  • Preparing For DOJ's Data Analytics Push In FCPA Cases

    Author Photo

    After the U.S. Department of Justice’s recent announcement that it will leverage data analytics in Foreign Corrupt Practice Act investigations and prosecutions, companies will need to develop a compliance strategy that likewise implements data analytics to get ahead of enforcement risks, say attorneys at Cozen O'Connor.

  • Considering The Logical Extremes Of Your Legal Argument

    Author Photo

    Recent oral arguments in the federal election interference case against former President Donald Trump highlighted the age-old technique of extending an argument to its logical limit — a principle that is still important for attorneys to consider in preparing their cases, says Reuben Guttman at Guttman Buschner.

Want to publish in Law360?


Submit an idea

Have a news tip?


Contact us here
Hello!
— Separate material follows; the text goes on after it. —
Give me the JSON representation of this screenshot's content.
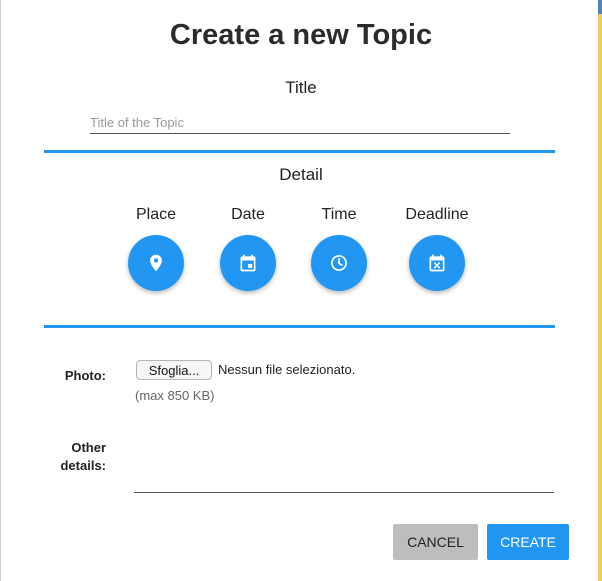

I'm Law360's automated support bot.

How can I help you today?

For example, you can type:
  • I forgot my password
  • I took a free trial but didn't get a verification email
  • How do I sign up for a newsletter?
Ask a question!